Fitnessgram Program Overview

    Fitnessgram is a fitness assessment and reporting program for youth, first developed in 1982 by The Cooper Institute in response to the need for a comprehensive set of assessment procedures in physical education programs. The assessment includes a variety of health-related physical fitness tests that assess aerobic capacity; muscular strength, muscular endurance, and flexibility; and body composition. Scores from these assessments are compared to Healthy Fitness Zone® standards to determine students' overall physical fitness and suggest areas for improvement when appropriate.

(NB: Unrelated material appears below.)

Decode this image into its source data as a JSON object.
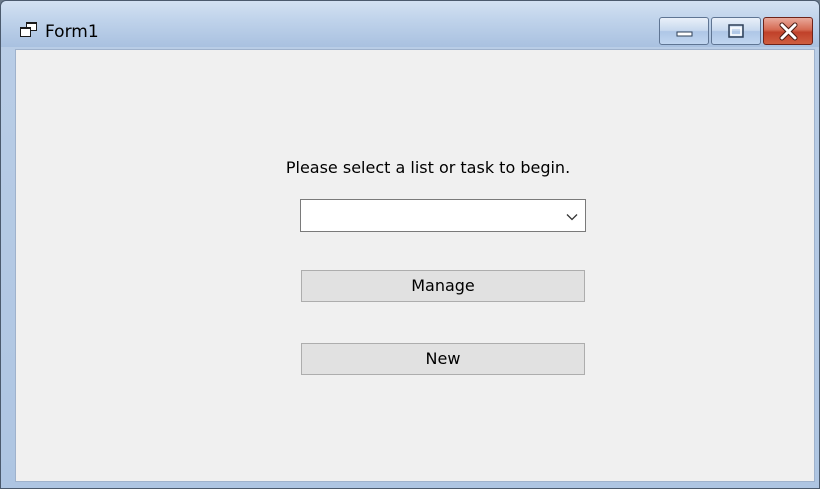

    The Healthy Fitness Zone standards are not based on class averages or any other peer comparisons. They are criterion-referenced standards that are based on levels of fitness needed for good health. The standards are set specifically for boys and girls of various ages using the best available research. The Healthy Fitness Zone standards were established by the Fitnessgram Scientific Advisory Board, which includes some of the foremost scientists and practitioners in fitness and physical activity.

    Fitnessgram/Activitygram is software published by Human Kinetics. The software provides an efficient way for schools and other organizations to perform effective fitness and physical activity assessments on children, provide appropriate feedback to children and parents, and maintain accurate and comprehensive records over time.

    A key feature of the Fitnessgram software is its ability to generate printed reports for each student (a parent version of the report can be generated, too). The Fitnessgram report defines the recommended range of fitness for each test measure—the Healthy Fitness Zone. When a child's score falls within the Healthy Fitness Zone, it means the child has achieved a level of fitness associated with being healthy. Teachers and administrators can also generate more advanced statistical reports on the health and fitness of all their students.

    The Fitnessgram report provides information about the student's level of physical fitness in an easy-to-read format. More important, the report provides personalized suggestions that can help in planning an individualized fitness plan.

    The FITNESSGRAM assessment items include the following:

    Aerobic Capacity--may select one option

    • PACER test
    • One-mile run/walk
    • Walk test (ages 13 or older)

    Muscular Strength, Endurance, and Flexibility

    • Abdominal strength and endurance (curl-up)
    • Trunk extensor strength and endurance (trunk lift)
    • Upper body strength and endurance (choose from push-up, modified pull-up, and flexed arm hang)
    • Flexibility (choose from back-saver, sit-and-reach, and shoulder stretch.)

    Body Composition--may select one option

    • Percent body fat (calculated from triceps and calf skinfolds or entered from an alternative measuring device)
    • Body mass index (calculated from height and weight)

    Fitnessgram reports communicate fitness goals to students and parents

    The Fitnessgram report is available as a student report and a parent report. The student report recommends physical activity program options to help students make it into the Healthy Fitness Zone for those areas where they need improvement. The parent report contains the same information on scores, but is addressed to the parents. Both reports explain in nontechnical terms why physical activity is important and how regular physical activity leads to improved health and fitness. Both Fitnessgram reports are a tangible reminder of what students learn in class and a great way to enlist parents' support in their children's physical activity programs.